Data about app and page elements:
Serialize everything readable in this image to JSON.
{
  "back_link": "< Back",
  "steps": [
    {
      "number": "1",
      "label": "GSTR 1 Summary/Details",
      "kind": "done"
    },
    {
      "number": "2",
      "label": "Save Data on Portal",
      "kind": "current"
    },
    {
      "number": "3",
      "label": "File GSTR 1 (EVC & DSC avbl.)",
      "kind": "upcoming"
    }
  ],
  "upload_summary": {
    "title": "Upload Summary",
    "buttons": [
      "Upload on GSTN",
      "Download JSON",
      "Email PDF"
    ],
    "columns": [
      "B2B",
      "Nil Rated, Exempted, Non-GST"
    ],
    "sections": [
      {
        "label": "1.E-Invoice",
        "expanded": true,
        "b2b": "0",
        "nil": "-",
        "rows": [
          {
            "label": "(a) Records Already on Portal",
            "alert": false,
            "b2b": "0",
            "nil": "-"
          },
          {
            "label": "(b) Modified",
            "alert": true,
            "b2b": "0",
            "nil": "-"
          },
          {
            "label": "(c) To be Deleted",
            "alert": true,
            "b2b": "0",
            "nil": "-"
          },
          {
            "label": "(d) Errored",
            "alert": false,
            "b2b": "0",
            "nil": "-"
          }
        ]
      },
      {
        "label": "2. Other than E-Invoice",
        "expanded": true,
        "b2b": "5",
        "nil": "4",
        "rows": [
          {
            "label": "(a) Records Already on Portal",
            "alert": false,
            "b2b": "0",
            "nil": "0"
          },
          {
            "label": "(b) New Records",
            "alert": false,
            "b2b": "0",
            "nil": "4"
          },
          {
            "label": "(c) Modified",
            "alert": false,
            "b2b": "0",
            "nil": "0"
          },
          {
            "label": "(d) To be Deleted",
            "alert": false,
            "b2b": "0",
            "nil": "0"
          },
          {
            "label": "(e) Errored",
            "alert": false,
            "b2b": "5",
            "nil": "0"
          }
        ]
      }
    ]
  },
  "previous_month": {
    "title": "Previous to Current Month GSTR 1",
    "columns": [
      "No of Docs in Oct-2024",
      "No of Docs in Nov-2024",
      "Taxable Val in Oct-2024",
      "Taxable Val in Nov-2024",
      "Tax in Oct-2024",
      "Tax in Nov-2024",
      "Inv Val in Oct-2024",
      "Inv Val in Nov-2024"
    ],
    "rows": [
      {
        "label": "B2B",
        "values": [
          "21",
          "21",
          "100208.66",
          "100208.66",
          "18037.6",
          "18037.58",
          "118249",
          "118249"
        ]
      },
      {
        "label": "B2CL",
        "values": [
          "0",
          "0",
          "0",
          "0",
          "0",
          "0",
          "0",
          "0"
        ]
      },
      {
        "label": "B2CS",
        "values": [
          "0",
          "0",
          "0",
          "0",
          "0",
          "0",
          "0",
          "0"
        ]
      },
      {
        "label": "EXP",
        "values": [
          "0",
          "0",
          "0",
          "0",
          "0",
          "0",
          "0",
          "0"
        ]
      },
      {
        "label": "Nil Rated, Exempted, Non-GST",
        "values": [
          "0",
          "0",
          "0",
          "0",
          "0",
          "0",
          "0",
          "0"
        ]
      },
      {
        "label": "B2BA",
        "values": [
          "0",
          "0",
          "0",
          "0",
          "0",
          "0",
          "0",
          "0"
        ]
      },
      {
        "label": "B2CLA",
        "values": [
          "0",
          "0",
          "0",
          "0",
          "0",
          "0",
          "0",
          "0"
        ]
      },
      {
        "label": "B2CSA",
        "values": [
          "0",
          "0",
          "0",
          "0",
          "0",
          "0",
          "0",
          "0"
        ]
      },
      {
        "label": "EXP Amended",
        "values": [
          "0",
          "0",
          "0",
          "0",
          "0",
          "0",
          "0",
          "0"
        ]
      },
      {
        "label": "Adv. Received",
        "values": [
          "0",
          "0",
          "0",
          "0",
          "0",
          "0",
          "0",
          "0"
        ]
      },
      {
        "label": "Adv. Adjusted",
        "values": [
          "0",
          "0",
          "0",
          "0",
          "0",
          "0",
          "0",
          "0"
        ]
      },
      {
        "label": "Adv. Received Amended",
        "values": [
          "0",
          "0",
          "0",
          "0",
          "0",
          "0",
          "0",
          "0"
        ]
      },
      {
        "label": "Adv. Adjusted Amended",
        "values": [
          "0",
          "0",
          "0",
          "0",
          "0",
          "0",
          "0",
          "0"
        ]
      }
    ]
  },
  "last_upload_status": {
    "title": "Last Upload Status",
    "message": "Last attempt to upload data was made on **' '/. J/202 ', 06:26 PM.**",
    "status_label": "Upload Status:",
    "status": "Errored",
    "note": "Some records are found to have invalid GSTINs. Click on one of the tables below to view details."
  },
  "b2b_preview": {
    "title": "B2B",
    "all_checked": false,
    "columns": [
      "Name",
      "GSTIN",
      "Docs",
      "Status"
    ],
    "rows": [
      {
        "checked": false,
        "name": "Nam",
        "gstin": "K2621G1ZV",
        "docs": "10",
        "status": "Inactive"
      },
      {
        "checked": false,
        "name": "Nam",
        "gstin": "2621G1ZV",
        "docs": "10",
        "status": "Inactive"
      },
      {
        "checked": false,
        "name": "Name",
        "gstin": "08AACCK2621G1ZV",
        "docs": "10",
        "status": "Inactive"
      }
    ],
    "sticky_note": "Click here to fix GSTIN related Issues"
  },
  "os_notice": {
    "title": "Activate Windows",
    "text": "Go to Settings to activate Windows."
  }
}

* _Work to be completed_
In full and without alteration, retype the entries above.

* _Completed exercise_
Serialize everything readable in this image to JSON.
{
  "back_link": "< Back",
  "steps": [
    {
      "number": "1",
      "label": "GSTR 1 Summary/Details",
      "kind": "done"
    },
    {
      "number": "2",
      "label": "Save Data on Portal",
      "kind": "current"
    },
    {
      "number": "3",
      "label": "File GSTR 1 (EVC & DSC avbl.)",
      "kind": "upcoming"
    }
  ],
  "upload_summary": {
    "title": "Upload Summary",
    "buttons": [
      "Upload on GSTN",
      "Download JSON",
      "Email PDF"
    ],
    "columns": [
      "B2B",
      "Nil Rated, Exempted, Non-GST"
    ],
    "sections": [
      {
        "label": "1.E-Invoice",
        "expanded": true,
        "b2b": "0",
        "nil": "-",
        "rows": [
          {
            "label": "(a) Records Already on Portal",
            "alert": false,
            "b2b": "0",
            "nil": "-"
          },
          {
            "label": "(b) Modified",
            "alert": true,
            "b2b": "0",
            "nil": "-"
          },
          {
            "label": "(c) To be Deleted",
            "alert": true,
            "b2b": "0",
            "nil": "-"
          },
          {
            "label": "(d) Errored",
            "alert": false,
            "b2b": "0",
            "nil": "-"
          }
        ]
      },
      {
        "label": "2. Other than E-Invoice",
        "expanded": true,
        "b2b": "5",
        "nil": "4",
        "rows": [
          {
            "label": "(a) Records Already on Portal",
            "alert": false,
            "b2b": "0",
            "nil": "0"
          },
          {
            "label": "(b) New Records",
            "alert": false,
            "b2b": "0",
            "nil": "4"
          },
          {
            "label": "(c) Modified",
            "alert": false,
            "b2b": "0",
            "nil": "0"
          },
          {
            "label": "(d) To be Deleted",
            "alert": false,
            "b2b": "0",
            "nil": "0"
          },
          {
            "label": "(e) Errored",
            "alert": false,
            "b2b": "5",
            "nil": "0"
          }
        ]
      }
    ]
  },
  "previous_month": {
    "title": "Previous to Current Month GSTR 1",
    "columns": [
      "No of Docs in Oct-2024",
      "No of Docs in Nov-2024",
      "Taxable Val in Oct-2024",
      "Taxable Val in Nov-2024",
      "Tax in Oct-2024",
      "Tax in Nov-2024",
      "Inv Val in Oct-2024",
      "Inv Val in Nov-2024"
    ],
    "rows": [
      {
        "label": "B2B",
        "values": [
          "21",
          "21",
          "100208.66",
          "100208.66",
          "18037.6",
          "18037.58",
          "118249",
          "118249"
        ]
      },
      {
        "label": "B2CL",
        "values": [
          "0",
          "0",
          "0",
          "0",
          "0",
          "0",
          "0",
          "0"
        ]
      },
      {
        "label": "B2CS",
        "values": [
          "0",
          "0",
          "0",
          "0",
          "0",
          "0",
          "0",
          "0"
        ]
      },
      {
        "label": "EXP",
        "values": [
          "0",
          "0",
          "0",
          "0",
          "0",
          "0",
          "0",
          "0"
        ]
      },
      {
        "label": "Nil Rated, Exempted, Non-GST",
        "values": [
          "0",
          "0",
          "0",
          "0",
          "0",
          "0",
          "0",
          "0"
        ]
      },
      {
        "label": "B2BA",
        "values": [
          "0",
          "0",
          "0",
          "0",
          "0",
          "0",
          "0",
          "0"
        ]
      },
      {
        "label": "B2CLA",
        "values": [
          "0",
          "0",
          "0",
          "0",
          "0",
          "0",
          "0",
          "0"
        ]
      },
      {
        "label": "B2CSA",
        "values": [
          "0",
          "0",
          "0",
          "0",
          "0",
          "0",
          "0",
          "0"
        ]
      },
      {
        "label": "EXP Amended",
        "values": [
          "0",
          "0",
          "0",
          "0",
          "0",
          "0",
          "0",
          "0"
        ]
      },
      {
        "label": "Adv. Received",
        "values": [
          "0",
          "0",
          "0",
          "0",
          "0",
          "0",
          "0",
          "0"
        ]
      },
      {
        "label": "Adv. Adjusted",
        "values": [
          "0",
          "0",
          "0",
          "0",
          "0",
          "0",
          "0",
          "0"
        ]
      },
      {
        "label": "Adv. Received Amended",
        "values": [
          "0",
          "0",
          "0",
          "0",
          "0",
          "0",
          "0",
          "0"
        ]
      },
      {
        "label": "Adv. Adjusted Amended",
        "values": [
          "0",
          "0",
          "0",
          "0",
          "0",
          "0",
          "0",
          "0"
        ]
      }
    ]
  },
  "last_upload_status": {
    "title": "Last Upload Status",
    "message": "Last attempt to upload data was made on **' '/. J/202 ', 06:26 PM.**",
    "status_label": "Upload Status:",
    "status": "Errored",
    "note": "Some records are found to have invalid GSTINs. Click on one of the tables below to view details."
  },
  "b2b_preview": {
    "title": "B2B",
    "all_checked": false,
    "columns": [
      "Name",
      "GSTIN",
      "Docs",
      "Status"
    ],
    "rows": [
      {
        "checked": false,
        "name": "Nam",
        "gstin": "K2621G1ZV",
        "docs": "10",
        "status": "Inactive"
      },
      {
        "checked": false,
        "name": "Nam",
        "gstin": "2621G1ZV",
        "docs": "10",
        "status": "Inactive"
      },
      {
        "checked": false,
        "name": "Name",
        "gstin": "08AACCK2621G1ZV",
        "docs": "10",
        "status": "Inactive"
      }
    ],
    "sticky_note": "Click here to fix GSTIN related Issues"
  },
  "os_notice": {
    "title": "Activate Windows",
    "text": "Go to Settings to activate Windows."
  }
}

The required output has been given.